    “Manifest destiny” was one of the major guiding principles upon which the U.S.A. was founded and sets the stage for overall race politics in the U.S. since its founding. Manifest destiny is the belief that human progress is interconnected with American expansionism, and that this expansionism is a part of America’s destiny on behalf of humankind. From the beginning, the collective theologically-based belief has been that humankind is better when this specific group/nation impresses its will and its way upon others.

    This narrative of divine calling led Europeans settlers to regard the bodies of Native Americans, and anyone else who did not look like them, did not matter relative to them and their calling. This catawampus, theologically-based narrative has run strongly throughout the U.S. story with regard to which bodies matter, nationally and globally. It is the narrative that supported the genocide of millions of Native Americans, the interment of thousands of Japanese Americans, the annexation of Mexican peoples and their land, the enslavement of Africans, and so on.

    Because a theologically-based, catawampus narrative put into motion the race and color-based ways of perceiving and devaluing bodies of color (and other bodies including women, children, elders, poor people, disabled persons, and more), a theologically-based narrative is critical to setting a system right-side-up.

    Jesus offers a theologically-based narrative that I believe can transform the systems that devalue certain bodies. Forgiveness.

    After being betrayed, tried based on trumped up charges, and being sentenced disproportionate to his alleged crime, Jesus says, “Forgive them for they know not what they do.” In my words, that means, their thinking is catawampus. Jesus extends forgiveness to both the religious and political leaders of his day because he recognizes that their actions are guided by their catawampus narratives. 

    Forgiveness is not a denial of wrong-doing, acting as if no harm was done. Nor does it require the silence of those who have been violated. Forgiveness is not asking the ones who have been harmed to go off into the sunset, “holding hands” with those who harmed them.

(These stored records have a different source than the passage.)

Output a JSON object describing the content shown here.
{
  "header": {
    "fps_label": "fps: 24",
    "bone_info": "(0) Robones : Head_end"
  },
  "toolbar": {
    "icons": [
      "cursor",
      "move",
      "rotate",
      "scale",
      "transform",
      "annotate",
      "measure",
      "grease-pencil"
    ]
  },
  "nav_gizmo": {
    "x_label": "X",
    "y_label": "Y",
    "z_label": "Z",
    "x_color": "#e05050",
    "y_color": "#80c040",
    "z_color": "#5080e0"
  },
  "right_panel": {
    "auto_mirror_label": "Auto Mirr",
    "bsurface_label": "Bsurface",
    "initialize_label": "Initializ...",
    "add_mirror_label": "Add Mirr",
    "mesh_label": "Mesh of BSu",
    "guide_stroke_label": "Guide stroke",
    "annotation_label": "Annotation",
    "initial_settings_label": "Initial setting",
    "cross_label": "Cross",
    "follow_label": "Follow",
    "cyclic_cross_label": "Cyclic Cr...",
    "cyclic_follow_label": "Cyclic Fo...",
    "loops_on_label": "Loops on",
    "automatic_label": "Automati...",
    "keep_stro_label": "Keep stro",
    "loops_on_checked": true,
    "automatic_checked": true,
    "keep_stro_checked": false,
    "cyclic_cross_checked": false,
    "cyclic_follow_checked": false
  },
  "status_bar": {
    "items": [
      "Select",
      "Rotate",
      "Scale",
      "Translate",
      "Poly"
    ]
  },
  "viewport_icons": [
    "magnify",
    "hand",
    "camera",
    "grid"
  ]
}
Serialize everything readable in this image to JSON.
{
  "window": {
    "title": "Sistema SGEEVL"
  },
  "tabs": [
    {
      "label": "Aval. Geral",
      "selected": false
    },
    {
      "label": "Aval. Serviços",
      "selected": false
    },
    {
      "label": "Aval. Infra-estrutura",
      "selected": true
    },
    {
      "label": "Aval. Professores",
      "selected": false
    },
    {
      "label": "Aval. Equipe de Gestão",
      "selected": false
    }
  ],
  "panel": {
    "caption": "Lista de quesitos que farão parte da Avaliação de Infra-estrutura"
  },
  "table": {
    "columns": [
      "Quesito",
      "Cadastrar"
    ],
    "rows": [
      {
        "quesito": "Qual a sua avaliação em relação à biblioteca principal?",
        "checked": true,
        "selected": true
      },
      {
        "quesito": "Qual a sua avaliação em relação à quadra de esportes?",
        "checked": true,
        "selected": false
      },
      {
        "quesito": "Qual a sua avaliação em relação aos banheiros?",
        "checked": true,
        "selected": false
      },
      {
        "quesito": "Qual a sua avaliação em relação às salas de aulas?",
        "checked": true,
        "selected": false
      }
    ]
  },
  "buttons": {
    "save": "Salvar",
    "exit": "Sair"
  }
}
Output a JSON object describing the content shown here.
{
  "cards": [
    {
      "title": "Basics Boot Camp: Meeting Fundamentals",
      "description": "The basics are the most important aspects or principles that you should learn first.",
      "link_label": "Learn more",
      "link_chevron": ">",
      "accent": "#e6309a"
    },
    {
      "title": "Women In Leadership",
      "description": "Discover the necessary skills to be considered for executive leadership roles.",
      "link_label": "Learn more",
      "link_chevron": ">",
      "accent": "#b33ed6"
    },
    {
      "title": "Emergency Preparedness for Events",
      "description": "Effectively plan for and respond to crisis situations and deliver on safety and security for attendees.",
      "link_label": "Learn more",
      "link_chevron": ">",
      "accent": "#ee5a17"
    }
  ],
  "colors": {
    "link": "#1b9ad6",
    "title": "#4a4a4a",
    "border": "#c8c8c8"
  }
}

It is not “letting people off the hook” of accountability for their actions.

    Forgiveness is breaking the connective chord with catawampus thinking. When a harm has been done, especially when repeated again and again, as in the case of the treatment of black bodies in this country, a chain reaction of catawampus-ness occurs. This chain reaction show ups in three ways: internalized oppression, violence and destruction, and distrust and hatred of all those who look like the initial perpetrator. All three of these reactions ultimately injure and re-injure those who have already been harmed.

    Without forgiveness, the catawampus narrative that set the stage for the harms continues to have full sway, guiding actions and reactions. Forgiveness is the critical strategy to break the chains of those narratives and transform ways of thinking. Forgiveness enables us to:

    (1)Recognize that catawampus reactions to the catawampus action of others does not put things in right order to foster justice, but escalates the degree of catawampus-ness.

    (2) Recognize what was driving the harmful action and to think more strategically about how to respond, rather than merely react in knee-jerk action.

    (3) Implement guiding principles that hold individuals/groups accountable for their actions in ways that are not merely punitive or retaliatory, but up-building for everyone.

    (4) Develop strategies and decisions guided by the truth that all human beings are connected and mutually affected for generations by our individual and collection actions.

    As we move forward in response to the needless deaths of Michael Brown, Eric Garner and many others, may we engage forgiveness for others and ourselves in order to break the chains of catawampus thinking. The strategies we have used thus far have shown us they can’t heal, repair and transform our nation. God forgive America for we know not what we do. Help us, God, to forgive one another.